*** DATA FOR ANALYSIS ***

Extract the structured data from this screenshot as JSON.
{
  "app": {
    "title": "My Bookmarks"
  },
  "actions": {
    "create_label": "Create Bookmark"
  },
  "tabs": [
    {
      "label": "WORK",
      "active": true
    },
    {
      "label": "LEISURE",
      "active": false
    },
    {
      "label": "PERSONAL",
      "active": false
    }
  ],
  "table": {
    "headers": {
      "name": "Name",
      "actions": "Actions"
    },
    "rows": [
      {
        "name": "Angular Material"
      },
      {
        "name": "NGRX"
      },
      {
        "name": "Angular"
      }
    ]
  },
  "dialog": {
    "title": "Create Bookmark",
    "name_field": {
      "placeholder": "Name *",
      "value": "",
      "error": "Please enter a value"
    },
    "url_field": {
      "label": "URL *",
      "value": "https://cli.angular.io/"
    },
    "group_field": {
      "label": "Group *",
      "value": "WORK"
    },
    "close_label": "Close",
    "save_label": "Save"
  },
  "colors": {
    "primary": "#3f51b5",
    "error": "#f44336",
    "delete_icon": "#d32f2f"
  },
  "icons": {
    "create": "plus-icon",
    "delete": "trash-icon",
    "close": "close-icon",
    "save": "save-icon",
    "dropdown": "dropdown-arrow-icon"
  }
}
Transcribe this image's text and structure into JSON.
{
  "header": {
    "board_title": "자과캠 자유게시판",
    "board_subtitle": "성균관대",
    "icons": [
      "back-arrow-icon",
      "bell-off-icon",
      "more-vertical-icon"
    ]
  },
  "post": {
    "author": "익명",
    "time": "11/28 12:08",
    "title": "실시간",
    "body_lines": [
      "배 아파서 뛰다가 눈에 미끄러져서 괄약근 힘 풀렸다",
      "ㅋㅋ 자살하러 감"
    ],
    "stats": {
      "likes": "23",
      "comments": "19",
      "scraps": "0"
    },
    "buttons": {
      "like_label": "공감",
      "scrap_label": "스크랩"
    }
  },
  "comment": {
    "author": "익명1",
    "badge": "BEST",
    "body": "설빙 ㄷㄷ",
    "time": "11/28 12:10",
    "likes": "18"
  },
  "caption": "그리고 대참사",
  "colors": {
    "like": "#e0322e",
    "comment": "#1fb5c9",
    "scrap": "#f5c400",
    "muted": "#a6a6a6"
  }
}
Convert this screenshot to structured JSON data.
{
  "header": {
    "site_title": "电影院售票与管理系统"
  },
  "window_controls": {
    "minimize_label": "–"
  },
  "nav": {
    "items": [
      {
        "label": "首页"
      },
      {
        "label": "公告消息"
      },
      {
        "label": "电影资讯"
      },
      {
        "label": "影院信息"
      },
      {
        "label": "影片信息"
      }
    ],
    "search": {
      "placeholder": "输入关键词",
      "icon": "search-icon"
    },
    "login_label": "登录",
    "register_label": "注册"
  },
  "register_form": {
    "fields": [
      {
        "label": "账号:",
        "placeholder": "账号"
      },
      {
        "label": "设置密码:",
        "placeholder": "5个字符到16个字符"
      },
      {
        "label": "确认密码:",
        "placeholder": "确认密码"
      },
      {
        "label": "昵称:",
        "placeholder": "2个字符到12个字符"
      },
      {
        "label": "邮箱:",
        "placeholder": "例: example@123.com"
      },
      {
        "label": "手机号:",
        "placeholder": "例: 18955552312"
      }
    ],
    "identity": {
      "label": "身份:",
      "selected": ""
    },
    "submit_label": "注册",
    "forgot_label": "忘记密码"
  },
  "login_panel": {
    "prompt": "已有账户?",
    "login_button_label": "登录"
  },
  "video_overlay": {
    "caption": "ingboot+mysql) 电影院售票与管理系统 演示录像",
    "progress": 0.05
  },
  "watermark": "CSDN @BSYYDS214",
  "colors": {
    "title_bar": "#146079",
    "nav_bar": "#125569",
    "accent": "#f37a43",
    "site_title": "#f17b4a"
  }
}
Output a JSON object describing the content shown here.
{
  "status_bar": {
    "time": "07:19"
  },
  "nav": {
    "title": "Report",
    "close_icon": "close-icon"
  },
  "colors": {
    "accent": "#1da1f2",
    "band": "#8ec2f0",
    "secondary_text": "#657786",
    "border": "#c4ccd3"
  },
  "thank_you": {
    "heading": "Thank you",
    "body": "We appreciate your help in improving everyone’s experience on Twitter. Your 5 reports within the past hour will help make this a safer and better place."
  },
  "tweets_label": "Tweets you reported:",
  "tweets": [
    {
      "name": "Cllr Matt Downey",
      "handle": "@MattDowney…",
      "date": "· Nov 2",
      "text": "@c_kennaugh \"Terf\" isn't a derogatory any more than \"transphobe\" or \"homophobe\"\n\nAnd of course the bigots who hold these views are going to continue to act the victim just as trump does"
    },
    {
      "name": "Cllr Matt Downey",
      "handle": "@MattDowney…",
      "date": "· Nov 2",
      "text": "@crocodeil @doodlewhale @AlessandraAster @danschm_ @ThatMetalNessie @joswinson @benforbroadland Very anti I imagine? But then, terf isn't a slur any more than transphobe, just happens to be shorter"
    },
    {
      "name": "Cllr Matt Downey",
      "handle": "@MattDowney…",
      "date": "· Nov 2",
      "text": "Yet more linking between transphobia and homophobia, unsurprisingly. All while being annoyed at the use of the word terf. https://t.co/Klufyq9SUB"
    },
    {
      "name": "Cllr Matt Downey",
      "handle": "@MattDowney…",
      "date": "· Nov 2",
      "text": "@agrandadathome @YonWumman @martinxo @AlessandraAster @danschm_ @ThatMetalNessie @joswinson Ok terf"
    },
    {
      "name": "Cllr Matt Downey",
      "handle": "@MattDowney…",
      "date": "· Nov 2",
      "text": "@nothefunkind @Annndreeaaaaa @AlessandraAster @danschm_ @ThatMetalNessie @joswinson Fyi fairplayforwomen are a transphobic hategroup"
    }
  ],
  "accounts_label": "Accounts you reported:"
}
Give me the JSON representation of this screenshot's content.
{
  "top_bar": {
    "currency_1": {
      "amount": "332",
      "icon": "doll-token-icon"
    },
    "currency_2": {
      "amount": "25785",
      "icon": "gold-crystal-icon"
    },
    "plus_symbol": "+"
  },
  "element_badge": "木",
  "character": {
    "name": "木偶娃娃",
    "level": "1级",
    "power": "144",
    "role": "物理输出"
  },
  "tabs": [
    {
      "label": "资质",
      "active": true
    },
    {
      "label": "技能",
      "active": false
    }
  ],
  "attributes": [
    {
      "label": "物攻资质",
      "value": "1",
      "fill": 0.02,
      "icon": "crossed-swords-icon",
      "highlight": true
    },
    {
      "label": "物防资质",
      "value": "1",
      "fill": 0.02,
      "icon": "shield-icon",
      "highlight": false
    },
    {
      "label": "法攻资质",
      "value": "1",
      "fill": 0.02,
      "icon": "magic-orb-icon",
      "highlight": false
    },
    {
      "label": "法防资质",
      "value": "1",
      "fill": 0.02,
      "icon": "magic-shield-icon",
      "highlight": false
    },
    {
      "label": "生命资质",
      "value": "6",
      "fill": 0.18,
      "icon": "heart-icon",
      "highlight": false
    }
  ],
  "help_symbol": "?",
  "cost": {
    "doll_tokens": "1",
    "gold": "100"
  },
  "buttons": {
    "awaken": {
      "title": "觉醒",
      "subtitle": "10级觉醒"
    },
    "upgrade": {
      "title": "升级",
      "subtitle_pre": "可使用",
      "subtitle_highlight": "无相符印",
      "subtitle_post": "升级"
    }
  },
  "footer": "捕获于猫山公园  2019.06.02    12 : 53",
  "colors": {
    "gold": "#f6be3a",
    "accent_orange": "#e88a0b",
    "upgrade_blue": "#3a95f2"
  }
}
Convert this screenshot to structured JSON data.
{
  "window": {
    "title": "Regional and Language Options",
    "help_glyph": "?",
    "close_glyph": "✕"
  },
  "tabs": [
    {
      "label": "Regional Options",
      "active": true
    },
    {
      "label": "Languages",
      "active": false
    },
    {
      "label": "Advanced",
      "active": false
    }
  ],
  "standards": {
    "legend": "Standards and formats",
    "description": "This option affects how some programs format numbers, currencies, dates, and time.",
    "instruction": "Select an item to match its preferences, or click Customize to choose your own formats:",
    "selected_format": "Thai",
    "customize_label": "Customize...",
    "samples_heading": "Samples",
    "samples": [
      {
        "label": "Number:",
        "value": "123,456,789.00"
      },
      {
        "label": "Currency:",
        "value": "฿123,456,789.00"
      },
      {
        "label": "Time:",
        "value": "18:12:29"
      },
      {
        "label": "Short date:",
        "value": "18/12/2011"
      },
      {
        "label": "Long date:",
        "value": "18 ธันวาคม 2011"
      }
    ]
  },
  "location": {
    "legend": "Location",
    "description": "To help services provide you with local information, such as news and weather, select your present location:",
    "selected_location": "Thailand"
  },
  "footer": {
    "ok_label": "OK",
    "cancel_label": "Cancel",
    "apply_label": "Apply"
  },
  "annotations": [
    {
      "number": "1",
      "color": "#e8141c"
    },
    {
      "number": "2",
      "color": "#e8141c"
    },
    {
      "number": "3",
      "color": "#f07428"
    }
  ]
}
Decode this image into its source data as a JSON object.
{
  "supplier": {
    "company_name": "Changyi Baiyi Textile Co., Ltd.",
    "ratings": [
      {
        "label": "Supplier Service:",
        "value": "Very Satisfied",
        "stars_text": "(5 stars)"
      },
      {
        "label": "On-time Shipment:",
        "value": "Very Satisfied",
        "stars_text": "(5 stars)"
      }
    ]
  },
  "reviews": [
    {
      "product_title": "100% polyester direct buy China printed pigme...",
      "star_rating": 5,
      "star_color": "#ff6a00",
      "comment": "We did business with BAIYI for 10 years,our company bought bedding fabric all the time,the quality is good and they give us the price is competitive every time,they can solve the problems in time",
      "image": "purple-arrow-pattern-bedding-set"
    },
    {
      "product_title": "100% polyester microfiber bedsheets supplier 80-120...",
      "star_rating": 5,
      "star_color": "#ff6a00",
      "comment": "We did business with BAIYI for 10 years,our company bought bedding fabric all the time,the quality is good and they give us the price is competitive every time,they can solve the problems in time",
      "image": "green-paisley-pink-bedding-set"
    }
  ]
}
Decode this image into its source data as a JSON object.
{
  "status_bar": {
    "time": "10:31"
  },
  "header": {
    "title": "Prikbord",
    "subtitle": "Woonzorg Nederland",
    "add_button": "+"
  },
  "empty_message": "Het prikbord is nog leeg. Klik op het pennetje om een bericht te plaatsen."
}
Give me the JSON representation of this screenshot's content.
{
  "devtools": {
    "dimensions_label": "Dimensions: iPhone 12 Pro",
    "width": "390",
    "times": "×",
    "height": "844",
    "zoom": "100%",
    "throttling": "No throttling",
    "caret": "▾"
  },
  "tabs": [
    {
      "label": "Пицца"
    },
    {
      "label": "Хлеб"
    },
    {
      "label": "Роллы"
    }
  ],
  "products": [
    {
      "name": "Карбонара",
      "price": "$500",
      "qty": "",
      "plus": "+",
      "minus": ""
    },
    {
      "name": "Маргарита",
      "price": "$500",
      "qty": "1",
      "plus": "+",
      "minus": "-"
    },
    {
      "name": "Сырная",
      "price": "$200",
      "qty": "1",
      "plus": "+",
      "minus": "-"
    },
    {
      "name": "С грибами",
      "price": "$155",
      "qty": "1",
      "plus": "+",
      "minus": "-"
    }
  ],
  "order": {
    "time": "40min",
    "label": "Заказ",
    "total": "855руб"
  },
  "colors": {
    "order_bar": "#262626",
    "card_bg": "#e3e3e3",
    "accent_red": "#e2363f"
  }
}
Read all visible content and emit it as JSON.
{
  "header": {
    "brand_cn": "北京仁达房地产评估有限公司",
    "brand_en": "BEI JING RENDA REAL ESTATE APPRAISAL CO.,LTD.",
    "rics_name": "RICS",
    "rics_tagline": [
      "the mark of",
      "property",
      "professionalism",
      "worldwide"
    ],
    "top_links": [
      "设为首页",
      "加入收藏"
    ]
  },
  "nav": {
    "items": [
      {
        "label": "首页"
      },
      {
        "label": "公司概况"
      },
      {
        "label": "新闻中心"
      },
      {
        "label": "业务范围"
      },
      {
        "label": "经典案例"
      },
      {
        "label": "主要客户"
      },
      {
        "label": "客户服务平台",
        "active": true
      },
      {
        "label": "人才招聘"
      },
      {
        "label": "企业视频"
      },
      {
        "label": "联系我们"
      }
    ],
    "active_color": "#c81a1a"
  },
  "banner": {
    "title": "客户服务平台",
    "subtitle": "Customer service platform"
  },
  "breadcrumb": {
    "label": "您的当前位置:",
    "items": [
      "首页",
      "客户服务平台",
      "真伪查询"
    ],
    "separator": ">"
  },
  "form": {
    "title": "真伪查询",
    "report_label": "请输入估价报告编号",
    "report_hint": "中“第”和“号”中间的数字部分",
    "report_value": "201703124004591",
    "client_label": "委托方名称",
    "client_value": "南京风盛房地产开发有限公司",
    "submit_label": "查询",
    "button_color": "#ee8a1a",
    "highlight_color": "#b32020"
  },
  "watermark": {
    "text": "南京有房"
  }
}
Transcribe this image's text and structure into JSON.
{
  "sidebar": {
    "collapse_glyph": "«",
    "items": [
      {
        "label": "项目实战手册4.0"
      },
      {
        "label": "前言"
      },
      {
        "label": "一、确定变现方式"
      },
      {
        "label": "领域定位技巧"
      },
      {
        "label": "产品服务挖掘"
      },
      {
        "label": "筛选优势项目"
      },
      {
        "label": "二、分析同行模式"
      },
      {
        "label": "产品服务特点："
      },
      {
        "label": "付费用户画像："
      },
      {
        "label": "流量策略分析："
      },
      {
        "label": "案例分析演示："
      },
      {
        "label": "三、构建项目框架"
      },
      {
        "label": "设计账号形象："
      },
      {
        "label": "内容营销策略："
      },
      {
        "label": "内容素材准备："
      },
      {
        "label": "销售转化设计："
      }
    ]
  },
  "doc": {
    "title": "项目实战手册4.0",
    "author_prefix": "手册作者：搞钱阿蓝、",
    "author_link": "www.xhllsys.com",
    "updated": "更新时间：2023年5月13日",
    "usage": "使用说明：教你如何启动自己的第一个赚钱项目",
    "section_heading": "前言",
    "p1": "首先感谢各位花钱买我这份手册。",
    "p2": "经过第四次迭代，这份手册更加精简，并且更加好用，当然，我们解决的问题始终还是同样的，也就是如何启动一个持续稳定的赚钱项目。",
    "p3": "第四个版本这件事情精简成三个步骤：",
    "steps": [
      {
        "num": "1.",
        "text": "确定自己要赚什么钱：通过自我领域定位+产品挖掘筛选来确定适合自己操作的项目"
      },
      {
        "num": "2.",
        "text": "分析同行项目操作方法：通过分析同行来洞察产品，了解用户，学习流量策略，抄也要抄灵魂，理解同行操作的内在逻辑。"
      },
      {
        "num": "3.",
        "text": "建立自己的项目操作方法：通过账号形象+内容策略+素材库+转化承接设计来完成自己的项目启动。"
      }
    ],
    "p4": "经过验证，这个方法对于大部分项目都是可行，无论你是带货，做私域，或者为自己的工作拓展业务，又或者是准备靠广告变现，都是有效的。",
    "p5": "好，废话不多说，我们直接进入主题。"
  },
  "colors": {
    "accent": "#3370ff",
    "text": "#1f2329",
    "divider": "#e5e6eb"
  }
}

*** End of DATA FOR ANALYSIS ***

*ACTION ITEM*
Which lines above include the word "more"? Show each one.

*SOLUTION FOR THIS PROBLEM*
      "more-vertical-icon"
      "text": "@c_kennaugh \"Terf\" isn't a derogatory any more than \"transphobe\" or \"homophobe\"\n\nAnd of course the bigots who hold these views are going to continue to act the victim just as trump does"
      "text": "@crocodeil @doodlewhale @AlessandraAster @danschm_ @ThatMetalNessie @joswinson @benforbroadland Very anti I imagine? But then, terf isn't a slur any more than transphobe, just happens to be shorter"
      "text": "Yet more linking between transphobia and homophobia, unsurprisingly. All while being annoyed at the use of the word terf. https://t.co/Klufyq9SUB"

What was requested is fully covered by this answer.